Snipers, Pilots, Tank Drivers, Nurses, Doctors, and more reveal their experiences of a war and a society that shunned many of them once it was over. The thought of the nation’s women fighting was too hard for many to bear. Yet their strength continued long after the fighting stopped.  

Defeat into Victory - William Slim

Defeat into Victory - William Slim 

The Imperial Japanese Army seemed unstoppable when they crossed into India at Imphal and Kohima. Against all the odds they were pushed back. 

The Burma campaign is one that’s close to a lot of us at BFBS Creative. Many of our relatives fought in the conflict. ‘Bill’ Slim’s memoir covers this – and more. His statue stands outside MOD Main Building (and cuts a unique figure with his trademark bush hat).  

This is a readable and human account of how the line was held in India, how the Japanese were fought, and ultimately attacked.  

But for all of Slim’s achievements he remains modest. And unusually for a senior military person – he is willing to say ‘I was wrong.’  

Maus – Art Spiegelman

Maus – Art Spiegelman  

“It would take many books, my life, and no one wants anyway to hear such stories.” 

This powerful graphic novel uses a simple storytelling device – Jews are depicted as mice and the Nazis as cats.
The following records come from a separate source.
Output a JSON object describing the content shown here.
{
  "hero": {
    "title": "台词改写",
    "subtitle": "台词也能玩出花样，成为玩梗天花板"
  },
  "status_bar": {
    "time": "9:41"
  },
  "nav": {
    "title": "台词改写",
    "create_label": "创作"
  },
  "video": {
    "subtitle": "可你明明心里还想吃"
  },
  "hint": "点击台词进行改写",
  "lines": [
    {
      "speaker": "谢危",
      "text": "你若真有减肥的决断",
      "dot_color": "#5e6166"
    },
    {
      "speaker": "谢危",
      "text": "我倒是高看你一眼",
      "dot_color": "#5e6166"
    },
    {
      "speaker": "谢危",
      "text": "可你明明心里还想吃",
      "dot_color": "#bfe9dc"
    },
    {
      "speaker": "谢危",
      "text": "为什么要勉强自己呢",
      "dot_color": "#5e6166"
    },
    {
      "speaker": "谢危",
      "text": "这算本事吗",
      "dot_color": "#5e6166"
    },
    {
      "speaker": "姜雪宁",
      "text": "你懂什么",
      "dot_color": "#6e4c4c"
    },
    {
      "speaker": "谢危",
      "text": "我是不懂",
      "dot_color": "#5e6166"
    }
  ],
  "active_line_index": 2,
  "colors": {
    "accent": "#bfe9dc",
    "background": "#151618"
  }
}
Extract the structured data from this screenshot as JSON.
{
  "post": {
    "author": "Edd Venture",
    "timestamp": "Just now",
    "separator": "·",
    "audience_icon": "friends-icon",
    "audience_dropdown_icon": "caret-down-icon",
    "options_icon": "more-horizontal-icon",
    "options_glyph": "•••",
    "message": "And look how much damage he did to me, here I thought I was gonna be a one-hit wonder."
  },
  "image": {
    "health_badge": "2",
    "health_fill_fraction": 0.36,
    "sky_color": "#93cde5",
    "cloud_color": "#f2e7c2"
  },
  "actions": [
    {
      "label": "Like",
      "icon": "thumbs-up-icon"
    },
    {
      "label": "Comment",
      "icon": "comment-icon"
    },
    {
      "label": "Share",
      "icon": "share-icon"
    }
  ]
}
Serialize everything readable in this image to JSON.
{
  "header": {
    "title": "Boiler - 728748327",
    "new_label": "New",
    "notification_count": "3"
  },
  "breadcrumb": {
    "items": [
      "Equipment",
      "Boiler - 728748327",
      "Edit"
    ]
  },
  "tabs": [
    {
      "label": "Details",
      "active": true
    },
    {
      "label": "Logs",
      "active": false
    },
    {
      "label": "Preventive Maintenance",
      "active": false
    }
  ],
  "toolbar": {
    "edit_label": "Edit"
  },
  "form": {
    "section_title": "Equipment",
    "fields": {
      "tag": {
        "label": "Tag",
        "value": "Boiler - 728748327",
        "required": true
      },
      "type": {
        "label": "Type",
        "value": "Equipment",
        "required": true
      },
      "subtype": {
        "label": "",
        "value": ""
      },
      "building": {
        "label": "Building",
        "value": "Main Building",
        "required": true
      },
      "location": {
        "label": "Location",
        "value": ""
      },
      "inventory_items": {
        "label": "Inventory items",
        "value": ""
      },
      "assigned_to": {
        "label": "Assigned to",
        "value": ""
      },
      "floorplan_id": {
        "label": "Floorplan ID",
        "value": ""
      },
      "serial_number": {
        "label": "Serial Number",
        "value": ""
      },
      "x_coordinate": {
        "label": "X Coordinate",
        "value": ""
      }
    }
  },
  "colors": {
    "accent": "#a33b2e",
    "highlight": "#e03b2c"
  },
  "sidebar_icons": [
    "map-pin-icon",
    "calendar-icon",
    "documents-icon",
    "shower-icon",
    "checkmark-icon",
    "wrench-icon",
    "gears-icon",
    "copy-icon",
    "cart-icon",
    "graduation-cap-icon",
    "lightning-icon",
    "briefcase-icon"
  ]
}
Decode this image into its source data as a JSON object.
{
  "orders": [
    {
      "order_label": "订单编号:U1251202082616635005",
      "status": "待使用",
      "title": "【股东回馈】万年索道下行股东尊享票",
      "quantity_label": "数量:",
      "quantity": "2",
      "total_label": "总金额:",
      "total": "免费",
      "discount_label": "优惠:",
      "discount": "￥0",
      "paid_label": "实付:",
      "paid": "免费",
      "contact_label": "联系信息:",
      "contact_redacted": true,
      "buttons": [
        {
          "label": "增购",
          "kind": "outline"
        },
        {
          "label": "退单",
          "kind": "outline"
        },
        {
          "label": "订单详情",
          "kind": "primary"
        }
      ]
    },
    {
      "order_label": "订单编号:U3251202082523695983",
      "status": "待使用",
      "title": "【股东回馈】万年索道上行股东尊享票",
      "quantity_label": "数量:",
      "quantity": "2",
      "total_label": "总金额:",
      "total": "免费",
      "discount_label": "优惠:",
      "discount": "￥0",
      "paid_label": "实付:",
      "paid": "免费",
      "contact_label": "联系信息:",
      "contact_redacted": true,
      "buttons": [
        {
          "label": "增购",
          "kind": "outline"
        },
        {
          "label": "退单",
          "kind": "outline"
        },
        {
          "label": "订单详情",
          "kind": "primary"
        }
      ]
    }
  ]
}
Spiegelman tells his father’s story as a Holocaust survivor during the atrocity as well as the modern day relationship between the two.  

Seeing the suffering of the ‘mice’ in the novel only makes their pain seem more human. Depicting the different groups of people as animals may seem like a gimmick. But it is a vital piece of Holocaust literature – and won the Pulitzer Prize.